Record excerpts Start Marker

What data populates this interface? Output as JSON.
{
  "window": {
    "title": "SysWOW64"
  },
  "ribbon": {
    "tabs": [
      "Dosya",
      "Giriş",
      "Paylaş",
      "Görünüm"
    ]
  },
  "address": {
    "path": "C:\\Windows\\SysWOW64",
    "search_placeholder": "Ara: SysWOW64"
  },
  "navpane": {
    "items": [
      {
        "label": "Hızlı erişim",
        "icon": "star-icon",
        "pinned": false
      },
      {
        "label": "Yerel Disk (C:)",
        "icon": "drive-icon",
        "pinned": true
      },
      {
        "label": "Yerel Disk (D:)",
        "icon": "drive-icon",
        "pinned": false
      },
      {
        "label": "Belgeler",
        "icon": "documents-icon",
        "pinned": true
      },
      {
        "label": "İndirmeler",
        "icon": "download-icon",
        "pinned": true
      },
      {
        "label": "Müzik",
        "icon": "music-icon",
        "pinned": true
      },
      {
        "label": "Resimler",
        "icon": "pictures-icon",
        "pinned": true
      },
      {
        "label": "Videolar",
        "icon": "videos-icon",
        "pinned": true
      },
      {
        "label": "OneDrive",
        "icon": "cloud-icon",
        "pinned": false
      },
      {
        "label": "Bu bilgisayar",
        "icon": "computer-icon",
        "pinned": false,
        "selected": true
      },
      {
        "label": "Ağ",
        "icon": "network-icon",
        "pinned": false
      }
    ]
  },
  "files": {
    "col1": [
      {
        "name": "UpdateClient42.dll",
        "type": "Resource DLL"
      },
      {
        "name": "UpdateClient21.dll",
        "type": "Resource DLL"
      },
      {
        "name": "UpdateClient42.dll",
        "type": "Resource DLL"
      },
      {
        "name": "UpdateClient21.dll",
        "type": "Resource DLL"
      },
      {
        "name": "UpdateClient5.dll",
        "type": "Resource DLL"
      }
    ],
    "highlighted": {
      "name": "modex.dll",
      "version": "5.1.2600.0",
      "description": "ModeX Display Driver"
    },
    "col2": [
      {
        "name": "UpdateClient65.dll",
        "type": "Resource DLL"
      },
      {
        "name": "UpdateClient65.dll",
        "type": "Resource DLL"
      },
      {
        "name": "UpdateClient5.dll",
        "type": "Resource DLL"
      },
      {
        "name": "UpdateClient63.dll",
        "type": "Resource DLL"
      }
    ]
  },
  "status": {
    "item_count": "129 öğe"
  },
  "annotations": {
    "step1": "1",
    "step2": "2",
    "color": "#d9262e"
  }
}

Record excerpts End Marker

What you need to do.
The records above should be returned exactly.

Solved exercise.
What data populates this interface? Output as JSON.
{
  "window": {
    "title": "SysWOW64"
  },
  "ribbon": {
    "tabs": [
      "Dosya",
      "Giriş",
      "Paylaş",
      "Görünüm"
    ]
  },
  "address": {
    "path": "C:\\Windows\\SysWOW64",
    "search_placeholder": "Ara: SysWOW64"
  },
  "navpane": {
    "items": [
      {
        "label": "Hızlı erişim",
        "icon": "star-icon",
        "pinned": false
      },
      {
        "label": "Yerel Disk (C:)",
        "icon": "drive-icon",
        "pinned": true
      },
      {
        "label": "Yerel Disk (D:)",
        "icon": "drive-icon",
        "pinned": false
      },
      {
        "label": "Belgeler",
        "icon": "documents-icon",
        "pinned": true
      },
      {
        "label": "İndirmeler",
        "icon": "download-icon",
        "pinned": true
      },
      {
        "label": "Müzik",
        "icon": "music-icon",
        "pinned": true
      },
      {
        "label": "Resimler",
        "icon": "pictures-icon",
        "pinned": true
      },
      {
        "label": "Videolar",
        "icon": "videos-icon",
        "pinned": true
      },
      {
        "label": "OneDrive",
        "icon": "cloud-icon",
        "pinned": false
      },
      {
        "label": "Bu bilgisayar",
        "icon": "computer-icon",
        "pinned": false,
        "selected": true
      },
      {
        "label": "Ağ",
        "icon": "network-icon",
        "pinned": false
      }
    ]
  },
  "files": {
    "col1": [
      {
        "name": "UpdateClient42.dll",
        "type": "Resource DLL"
      },
      {
        "name": "UpdateClient21.dll",
        "type": "Resource DLL"
      },
      {
        "name": "UpdateClient42.dll",
        "type": "Resource DLL"
      },
      {
        "name": "UpdateClient21.dll",
        "type": "Resource DLL"
      },
      {
        "name": "UpdateClient5.dll",
        "type": "Resource DLL"
      }
    ],
    "highlighted": {
      "name": "modex.dll",
      "version": "5.1.2600.0",
      "description": "ModeX Display Driver"
    },
    "col2": [
      {
        "name": "UpdateClient65.dll",
        "type": "Resource DLL"
      },
      {
        "name": "UpdateClient65.dll",
        "type": "Resource DLL"
      },
      {
        "name": "UpdateClient5.dll",
        "type": "Resource DLL"
      },
      {
        "name": "UpdateClient63.dll",
        "type": "Resource DLL"
      }
    ]
  },
  "status": {
    "item_count": "129 öğe"
  },
  "annotations": {
    "step1": "1",
    "step2": "2",
    "color": "#d9262e"
  }
}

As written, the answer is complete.